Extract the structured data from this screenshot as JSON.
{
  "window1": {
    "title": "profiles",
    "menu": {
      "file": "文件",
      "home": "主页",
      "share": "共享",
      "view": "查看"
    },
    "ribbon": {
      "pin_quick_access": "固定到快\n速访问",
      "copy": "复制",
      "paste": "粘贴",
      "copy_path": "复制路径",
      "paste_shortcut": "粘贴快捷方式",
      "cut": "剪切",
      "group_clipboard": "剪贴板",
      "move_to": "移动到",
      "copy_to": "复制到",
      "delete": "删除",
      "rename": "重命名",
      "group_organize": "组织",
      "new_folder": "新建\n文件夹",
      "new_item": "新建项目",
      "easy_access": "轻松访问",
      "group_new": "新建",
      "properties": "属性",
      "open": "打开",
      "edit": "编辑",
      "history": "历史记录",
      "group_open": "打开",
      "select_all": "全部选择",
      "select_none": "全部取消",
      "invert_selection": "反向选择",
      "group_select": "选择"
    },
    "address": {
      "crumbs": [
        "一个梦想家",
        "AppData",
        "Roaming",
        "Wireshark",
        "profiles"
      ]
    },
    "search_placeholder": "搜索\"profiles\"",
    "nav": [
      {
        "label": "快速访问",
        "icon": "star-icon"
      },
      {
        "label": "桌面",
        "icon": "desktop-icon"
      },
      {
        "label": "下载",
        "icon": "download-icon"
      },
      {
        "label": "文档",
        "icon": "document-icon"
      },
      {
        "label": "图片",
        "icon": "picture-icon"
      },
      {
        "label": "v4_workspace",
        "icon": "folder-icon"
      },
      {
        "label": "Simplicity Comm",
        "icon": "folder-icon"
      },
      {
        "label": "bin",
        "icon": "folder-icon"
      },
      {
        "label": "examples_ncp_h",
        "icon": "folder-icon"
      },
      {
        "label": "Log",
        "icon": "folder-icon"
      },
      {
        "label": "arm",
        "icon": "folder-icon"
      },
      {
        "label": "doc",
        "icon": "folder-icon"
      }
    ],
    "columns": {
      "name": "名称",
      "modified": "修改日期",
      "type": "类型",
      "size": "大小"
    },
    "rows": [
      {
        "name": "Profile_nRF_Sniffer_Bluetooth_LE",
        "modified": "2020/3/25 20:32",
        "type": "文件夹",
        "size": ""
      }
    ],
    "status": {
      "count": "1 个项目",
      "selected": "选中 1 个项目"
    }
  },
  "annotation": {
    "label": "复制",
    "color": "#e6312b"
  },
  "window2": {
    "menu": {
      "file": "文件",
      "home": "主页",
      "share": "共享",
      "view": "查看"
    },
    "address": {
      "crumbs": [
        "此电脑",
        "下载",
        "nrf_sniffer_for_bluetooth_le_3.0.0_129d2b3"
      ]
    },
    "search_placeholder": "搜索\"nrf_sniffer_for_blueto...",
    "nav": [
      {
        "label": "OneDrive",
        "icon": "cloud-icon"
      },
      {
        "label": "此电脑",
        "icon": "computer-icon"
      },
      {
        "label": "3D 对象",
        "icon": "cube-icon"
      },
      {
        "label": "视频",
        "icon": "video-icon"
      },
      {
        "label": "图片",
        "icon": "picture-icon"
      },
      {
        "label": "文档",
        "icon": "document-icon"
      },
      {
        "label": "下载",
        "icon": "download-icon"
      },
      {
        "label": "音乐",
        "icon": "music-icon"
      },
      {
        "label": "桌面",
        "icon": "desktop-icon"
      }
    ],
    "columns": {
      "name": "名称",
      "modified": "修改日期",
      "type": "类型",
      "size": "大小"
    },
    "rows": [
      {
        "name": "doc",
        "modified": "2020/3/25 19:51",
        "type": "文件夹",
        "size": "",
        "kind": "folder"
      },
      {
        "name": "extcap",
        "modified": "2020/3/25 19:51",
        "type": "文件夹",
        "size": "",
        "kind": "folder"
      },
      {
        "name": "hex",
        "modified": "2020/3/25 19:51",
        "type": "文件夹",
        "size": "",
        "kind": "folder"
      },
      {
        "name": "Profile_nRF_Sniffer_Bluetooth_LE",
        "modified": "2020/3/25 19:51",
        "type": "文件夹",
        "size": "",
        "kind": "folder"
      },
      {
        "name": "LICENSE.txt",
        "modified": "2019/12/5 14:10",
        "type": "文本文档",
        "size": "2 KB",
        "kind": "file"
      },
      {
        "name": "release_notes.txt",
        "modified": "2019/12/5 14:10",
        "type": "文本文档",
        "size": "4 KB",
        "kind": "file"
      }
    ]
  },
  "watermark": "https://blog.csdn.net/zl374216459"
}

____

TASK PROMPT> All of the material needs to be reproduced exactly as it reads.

RESPONSE FOR THIS EXERCISE>
Extract the structured data from this screenshot as JSON.
{
  "window1": {
    "title": "profiles",
    "menu": {
      "file": "文件",
      "home": "主页",
      "share": "共享",
      "view": "查看"
    },
    "ribbon": {
      "pin_quick_access": "固定到快\n速访问",
      "copy": "复制",
      "paste": "粘贴",
      "copy_path": "复制路径",
      "paste_shortcut": "粘贴快捷方式",
      "cut": "剪切",
      "group_clipboard": "剪贴板",
      "move_to": "移动到",
      "copy_to": "复制到",
      "delete": "删除",
      "rename": "重命名",
      "group_organize": "组织",
      "new_folder": "新建\n文件夹",
      "new_item": "新建项目",
      "easy_access": "轻松访问",
      "group_new": "新建",
      "properties": "属性",
      "open": "打开",
      "edit": "编辑",
      "history": "历史记录",
      "group_open": "打开",
      "select_all": "全部选择",
      "select_none": "全部取消",
      "invert_selection": "反向选择",
      "group_select": "选择"
    },
    "address": {
      "crumbs": [
        "一个梦想家",
        "AppData",
        "Roaming",
        "Wireshark",
        "profiles"
      ]
    },
    "search_placeholder": "搜索\"profiles\"",
    "nav": [
      {
        "label": "快速访问",
        "icon": "star-icon"
      },
      {
        "label": "桌面",
        "icon": "desktop-icon"
      },
      {
        "label": "下载",
        "icon": "download-icon"
      },
      {
        "label": "文档",
        "icon": "document-icon"
      },
      {
        "label": "图片",
        "icon": "picture-icon"
      },
      {
        "label": "v4_workspace",
        "icon": "folder-icon"
      },
      {
        "label": "Simplicity Comm",
        "icon": "folder-icon"
      },
      {
        "label": "bin",
        "icon": "folder-icon"
      },
      {
        "label": "examples_ncp_h",
        "icon": "folder-icon"
      },
      {
        "label": "Log",
        "icon": "folder-icon"
      },
      {
        "label": "arm",
        "icon": "folder-icon"
      },
      {
        "label": "doc",
        "icon": "folder-icon"
      }
    ],
    "columns": {
      "name": "名称",
      "modified": "修改日期",
      "type": "类型",
      "size": "大小"
    },
    "rows": [
      {
        "name": "Profile_nRF_Sniffer_Bluetooth_LE",
        "modified": "2020/3/25 20:32",
        "type": "文件夹",
        "size": ""
      }
    ],
    "status": {
      "count": "1 个项目",
      "selected": "选中 1 个项目"
    }
  },
  "annotation": {
    "label": "复制",
    "color": "#e6312b"
  },
  "window2": {
    "menu": {
      "file": "文件",
      "home": "主页",
      "share": "共享",
      "view": "查看"
    },
    "address": {
      "crumbs": [
        "此电脑",
        "下载",
        "nrf_sniffer_for_bluetooth_le_3.0.0_129d2b3"
      ]
    },
    "search_placeholder": "搜索\"nrf_sniffer_for_blueto...",
    "nav": [
      {
        "label": "OneDrive",
        "icon": "cloud-icon"
      },
      {
        "label": "此电脑",
        "icon": "computer-icon"
      },
      {
        "label": "3D 对象",
        "icon": "cube-icon"
      },
      {
        "label": "视频",
        "icon": "video-icon"
      },
      {
        "label": "图片",
        "icon": "picture-icon"
      },
      {
        "label": "文档",
        "icon": "document-icon"
      },
      {
        "label": "下载",
        "icon": "download-icon"
      },
      {
        "label": "音乐",
        "icon": "music-icon"
      },
      {
        "label": "桌面",
        "icon": "desktop-icon"
      }
    ],
    "columns": {
      "name": "名称",
      "modified": "修改日期",
      "type": "类型",
      "size": "大小"
    },
    "rows": [
      {
        "name": "doc",
        "modified": "2020/3/25 19:51",
        "type": "文件夹",
        "size": "",
        "kind": "folder"
      },
      {
        "name": "extcap",
        "modified": "2020/3/25 19:51",
        "type": "文件夹",
        "size": "",
        "kind": "folder"
      },
      {
        "name": "hex",
        "modified": "2020/3/25 19:51",
        "type": "文件夹",
        "size": "",
        "kind": "folder"
      },
      {
        "name": "Profile_nRF_Sniffer_Bluetooth_LE",
        "modified": "2020/3/25 19:51",
        "type": "文件夹",
        "size": "",
        "kind": "folder"
      },
      {
        "name": "LICENSE.txt",
        "modified": "2019/12/5 14:10",
        "type": "文本文档",
        "size": "2 KB",
        "kind": "file"
      },
      {
        "name": "release_notes.txt",
        "modified": "2019/12/5 14:10",
        "type": "文本文档",
        "size": "4 KB",
        "kind": "file"
      }
    ]
  },
  "watermark": "https://blog.csdn.net/zl374216459"
}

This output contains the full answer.